:: PROBLEM STATEMENT ::
Could you return all of the data exactly as given?
··· AVAILABLE DATA
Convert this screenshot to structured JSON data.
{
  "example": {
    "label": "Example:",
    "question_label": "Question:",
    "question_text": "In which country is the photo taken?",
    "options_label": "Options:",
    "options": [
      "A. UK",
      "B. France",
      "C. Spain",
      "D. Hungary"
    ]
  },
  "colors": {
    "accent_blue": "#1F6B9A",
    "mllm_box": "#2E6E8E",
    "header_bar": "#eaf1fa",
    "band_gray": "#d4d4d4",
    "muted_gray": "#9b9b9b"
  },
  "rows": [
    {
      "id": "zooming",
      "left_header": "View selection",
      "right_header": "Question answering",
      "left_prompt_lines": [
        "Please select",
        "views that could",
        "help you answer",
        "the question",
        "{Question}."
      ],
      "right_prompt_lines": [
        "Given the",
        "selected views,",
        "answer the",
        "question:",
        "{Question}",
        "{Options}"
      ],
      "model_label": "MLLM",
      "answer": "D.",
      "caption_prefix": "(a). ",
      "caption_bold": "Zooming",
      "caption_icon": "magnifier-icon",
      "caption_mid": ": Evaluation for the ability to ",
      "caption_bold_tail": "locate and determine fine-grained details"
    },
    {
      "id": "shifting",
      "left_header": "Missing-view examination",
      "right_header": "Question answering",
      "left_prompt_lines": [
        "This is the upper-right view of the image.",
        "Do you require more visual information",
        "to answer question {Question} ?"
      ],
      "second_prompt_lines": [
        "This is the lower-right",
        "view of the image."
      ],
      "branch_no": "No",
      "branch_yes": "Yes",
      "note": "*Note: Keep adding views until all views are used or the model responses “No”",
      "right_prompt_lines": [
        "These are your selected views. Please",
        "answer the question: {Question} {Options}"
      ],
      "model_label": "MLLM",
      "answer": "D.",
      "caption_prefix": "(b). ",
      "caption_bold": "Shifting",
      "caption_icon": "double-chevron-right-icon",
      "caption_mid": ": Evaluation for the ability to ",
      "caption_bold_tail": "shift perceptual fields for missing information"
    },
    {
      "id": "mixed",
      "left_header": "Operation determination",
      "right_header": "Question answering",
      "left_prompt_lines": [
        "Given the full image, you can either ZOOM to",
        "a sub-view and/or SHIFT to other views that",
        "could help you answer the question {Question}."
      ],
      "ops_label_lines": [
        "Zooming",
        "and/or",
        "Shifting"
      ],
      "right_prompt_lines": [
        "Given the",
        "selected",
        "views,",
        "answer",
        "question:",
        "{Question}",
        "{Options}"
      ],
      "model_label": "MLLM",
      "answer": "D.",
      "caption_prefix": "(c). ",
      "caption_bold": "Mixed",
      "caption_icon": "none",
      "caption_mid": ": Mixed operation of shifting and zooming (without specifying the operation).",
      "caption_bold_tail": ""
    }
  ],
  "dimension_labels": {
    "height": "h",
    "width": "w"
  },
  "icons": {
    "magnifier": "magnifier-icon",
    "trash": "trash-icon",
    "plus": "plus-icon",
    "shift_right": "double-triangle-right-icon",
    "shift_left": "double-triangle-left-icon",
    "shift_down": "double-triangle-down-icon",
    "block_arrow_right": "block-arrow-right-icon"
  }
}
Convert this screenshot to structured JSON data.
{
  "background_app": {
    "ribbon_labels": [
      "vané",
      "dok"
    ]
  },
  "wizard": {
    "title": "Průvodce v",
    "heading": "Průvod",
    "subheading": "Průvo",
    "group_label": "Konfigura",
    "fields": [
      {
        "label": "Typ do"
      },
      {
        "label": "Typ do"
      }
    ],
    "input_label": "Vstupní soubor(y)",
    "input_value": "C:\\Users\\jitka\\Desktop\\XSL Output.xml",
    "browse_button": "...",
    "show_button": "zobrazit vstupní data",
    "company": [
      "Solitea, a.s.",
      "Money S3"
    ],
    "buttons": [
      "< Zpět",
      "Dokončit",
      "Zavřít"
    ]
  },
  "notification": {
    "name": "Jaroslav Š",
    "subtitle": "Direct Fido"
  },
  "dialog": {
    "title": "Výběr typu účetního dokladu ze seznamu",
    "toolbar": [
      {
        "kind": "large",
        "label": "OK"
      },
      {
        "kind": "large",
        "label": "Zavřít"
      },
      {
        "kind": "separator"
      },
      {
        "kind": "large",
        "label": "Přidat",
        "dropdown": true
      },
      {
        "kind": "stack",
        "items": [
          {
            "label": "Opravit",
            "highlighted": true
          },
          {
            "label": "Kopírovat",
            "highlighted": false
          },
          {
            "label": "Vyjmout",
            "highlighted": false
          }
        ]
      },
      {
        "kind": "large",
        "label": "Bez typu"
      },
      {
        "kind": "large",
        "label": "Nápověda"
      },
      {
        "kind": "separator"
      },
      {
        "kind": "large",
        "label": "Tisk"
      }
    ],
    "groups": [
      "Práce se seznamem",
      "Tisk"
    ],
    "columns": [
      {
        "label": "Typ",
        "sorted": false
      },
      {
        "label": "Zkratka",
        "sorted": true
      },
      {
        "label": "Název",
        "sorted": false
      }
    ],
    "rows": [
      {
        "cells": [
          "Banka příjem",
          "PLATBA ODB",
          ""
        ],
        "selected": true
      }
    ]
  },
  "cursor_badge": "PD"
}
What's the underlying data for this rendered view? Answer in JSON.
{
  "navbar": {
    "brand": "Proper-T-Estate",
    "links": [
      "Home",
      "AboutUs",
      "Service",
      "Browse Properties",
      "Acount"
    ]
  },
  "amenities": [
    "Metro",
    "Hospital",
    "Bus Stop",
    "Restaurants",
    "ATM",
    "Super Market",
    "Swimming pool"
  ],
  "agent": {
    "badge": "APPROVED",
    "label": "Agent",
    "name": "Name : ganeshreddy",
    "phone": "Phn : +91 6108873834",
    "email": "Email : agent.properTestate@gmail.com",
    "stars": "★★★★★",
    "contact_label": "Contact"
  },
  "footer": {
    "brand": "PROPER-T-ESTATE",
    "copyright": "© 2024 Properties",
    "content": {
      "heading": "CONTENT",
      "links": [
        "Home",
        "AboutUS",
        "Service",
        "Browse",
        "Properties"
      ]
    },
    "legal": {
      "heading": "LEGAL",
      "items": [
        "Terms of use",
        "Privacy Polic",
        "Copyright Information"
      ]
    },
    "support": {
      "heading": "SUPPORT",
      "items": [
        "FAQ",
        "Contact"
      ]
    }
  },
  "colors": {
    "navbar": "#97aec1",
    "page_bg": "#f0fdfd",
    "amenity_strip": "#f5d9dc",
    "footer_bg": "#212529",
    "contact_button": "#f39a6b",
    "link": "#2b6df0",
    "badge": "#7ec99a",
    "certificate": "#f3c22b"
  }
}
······
:: RESPONSE TO THIS EXERCISE ::
Convert this screenshot to structured JSON data.
{
  "example": {
    "label": "Example:",
    "question_label": "Question:",
    "question_text": "In which country is the photo taken?",
    "options_label": "Options:",
    "options": [
      "A. UK",
      "B. France",
      "C. Spain",
      "D. Hungary"
    ]
  },
  "colors": {
    "accent_blue": "#1F6B9A",
    "mllm_box": "#2E6E8E",
    "header_bar": "#eaf1fa",
    "band_gray": "#d4d4d4",
    "muted_gray": "#9b9b9b"
  },
  "rows": [
    {
      "id": "zooming",
      "left_header": "View selection",
      "right_header": "Question answering",
      "left_prompt_lines": [
        "Please select",
        "views that could",
        "help you answer",
        "the question",
        "{Question}."
      ],
      "right_prompt_lines": [
        "Given the",
        "selected views,",
        "answer the",
        "question:",
        "{Question}",
        "{Options}"
      ],
      "model_label": "MLLM",
      "answer": "D.",
      "caption_prefix": "(a). ",
      "caption_bold": "Zooming",
      "caption_icon": "magnifier-icon",
      "caption_mid": ": Evaluation for the ability to ",
      "caption_bold_tail": "locate and determine fine-grained details"
    },
    {
      "id": "shifting",
      "left_header": "Missing-view examination",
      "right_header": "Question answering",
      "left_prompt_lines": [
        "This is the upper-right view of the image.",
        "Do you require more visual information",
        "to answer question {Question} ?"
      ],
      "second_prompt_lines": [
        "This is the lower-right",
        "view of the image."
      ],
      "branch_no": "No",
      "branch_yes": "Yes",
      "note": "*Note: Keep adding views until all views are used or the model responses “No”",
      "right_prompt_lines": [
        "These are your selected views. Please",
        "answer the question: {Question} {Options}"
      ],
      "model_label": "MLLM",
      "answer": "D.",
      "caption_prefix": "(b). ",
      "caption_bold": "Shifting",
      "caption_icon": "double-chevron-right-icon",
      "caption_mid": ": Evaluation for the ability to ",
      "caption_bold_tail": "shift perceptual fields for missing information"
    },
    {
      "id": "mixed",
      "left_header": "Operation determination",
      "right_header": "Question answering",
      "left_prompt_lines": [
        "Given the full image, you can either ZOOM to",
        "a sub-view and/or SHIFT to other views that",
        "could help you answer the question {Question}."
      ],
      "ops_label_lines": [
        "Zooming",
        "and/or",
        "Shifting"
      ],
      "right_prompt_lines": [
        "Given the",
        "selected",
        "views,",
        "answer",
        "question:",
        "{Question}",
        "{Options}"
      ],
      "model_label": "MLLM",
      "answer": "D.",
      "caption_prefix": "(c). ",
      "caption_bold": "Mixed",
      "caption_icon": "none",
      "caption_mid": ": Mixed operation of shifting and zooming (without specifying the operation).",
      "caption_bold_tail": ""
    }
  ],
  "dimension_labels": {
    "height": "h",
    "width": "w"
  },
  "icons": {
    "magnifier": "magnifier-icon",
    "trash": "trash-icon",
    "plus": "plus-icon",
    "shift_right": "double-triangle-right-icon",
    "shift_left": "double-triangle-left-icon",
    "shift_down": "double-triangle-down-icon",
    "block_arrow_right": "block-arrow-right-icon"
  }
}
Convert this screenshot to structured JSON data.
{
  "background_app": {
    "ribbon_labels": [
      "vané",
      "dok"
    ]
  },
  "wizard": {
    "title": "Průvodce v",
    "heading": "Průvod",
    "subheading": "Průvo",
    "group_label": "Konfigura",
    "fields": [
      {
        "label": "Typ do"
      },
      {
        "label": "Typ do"
      }
    ],
    "input_label": "Vstupní soubor(y)",
    "input_value": "C:\\Users\\jitka\\Desktop\\XSL Output.xml",
    "browse_button": "...",
    "show_button": "zobrazit vstupní data",
    "company": [
      "Solitea, a.s.",
      "Money S3"
    ],
    "buttons": [
      "< Zpět",
      "Dokončit",
      "Zavřít"
    ]
  },
  "notification": {
    "name": "Jaroslav Š",
    "subtitle": "Direct Fido"
  },
  "dialog": {
    "title": "Výběr typu účetního dokladu ze seznamu",
    "toolbar": [
      {
        "kind": "large",
        "label": "OK"
      },
      {
        "kind": "large",
        "label": "Zavřít"
      },
      {
        "kind": "separator"
      },
      {
        "kind": "large",
        "label": "Přidat",
        "dropdown": true
      },
      {
        "kind": "stack",
        "items": [
          {
            "label": "Opravit",
            "highlighted": true
          },
          {
            "label": "Kopírovat",
            "highlighted": false
          },
          {
            "label": "Vyjmout",
            "highlighted": false
          }
        ]
      },
      {
        "kind": "large",
        "label": "Bez typu"
      },
      {
        "kind": "large",
        "label": "Nápověda"
      },
      {
        "kind": "separator"
      },
      {
        "kind": "large",
        "label": "Tisk"
      }
    ],
    "groups": [
      "Práce se seznamem",
      "Tisk"
    ],
    "columns": [
      {
        "label": "Typ",
        "sorted": false
      },
      {
        "label": "Zkratka",
        "sorted": true
      },
      {
        "label": "Název",
        "sorted": false
      }
    ],
    "rows": [
      {
        "cells": [
          "Banka příjem",
          "PLATBA ODB",
          ""
        ],
        "selected": true
      }
    ]
  },
  "cursor_badge": "PD"
}
What's the underlying data for this rendered view? Answer in JSON.
{
  "navbar": {
    "brand": "Proper-T-Estate",
    "links": [
      "Home",
      "AboutUs",
      "Service",
      "Browse Properties",
      "Acount"
    ]
  },
  "amenities": [
    "Metro",
    "Hospital",
    "Bus Stop",
    "Restaurants",
    "ATM",
    "Super Market",
    "Swimming pool"
  ],
  "agent": {
    "badge": "APPROVED",
    "label": "Agent",
    "name": "Name : ganeshreddy",
    "phone": "Phn : +91 6108873834",
    "email": "Email : agent.properTestate@gmail.com",
    "stars": "★★★★★",
    "contact_label": "Contact"
  },
  "footer": {
    "brand": "PROPER-T-ESTATE",
    "copyright": "© 2024 Properties",
    "content": {
      "heading": "CONTENT",
      "links": [
        "Home",
        "AboutUS",
        "Service",
        "Browse",
        "Properties"
      ]
    },
    "legal": {
      "heading": "LEGAL",
      "items": [
        "Terms of use",
        "Privacy Polic",
        "Copyright Information"
      ]
    },
    "support": {
      "heading": "SUPPORT",
      "items": [
        "FAQ",
        "Contact"
      ]
    }
  },
  "colors": {
    "navbar": "#97aec1",
    "page_bg": "#f0fdfd",
    "amenity_strip": "#f5d9dc",
    "footer_bg": "#212529",
    "contact_button": "#f39a6b",
    "link": "#2b6df0",
    "badge": "#7ec99a",
    "certificate": "#f3c22b"
  }
}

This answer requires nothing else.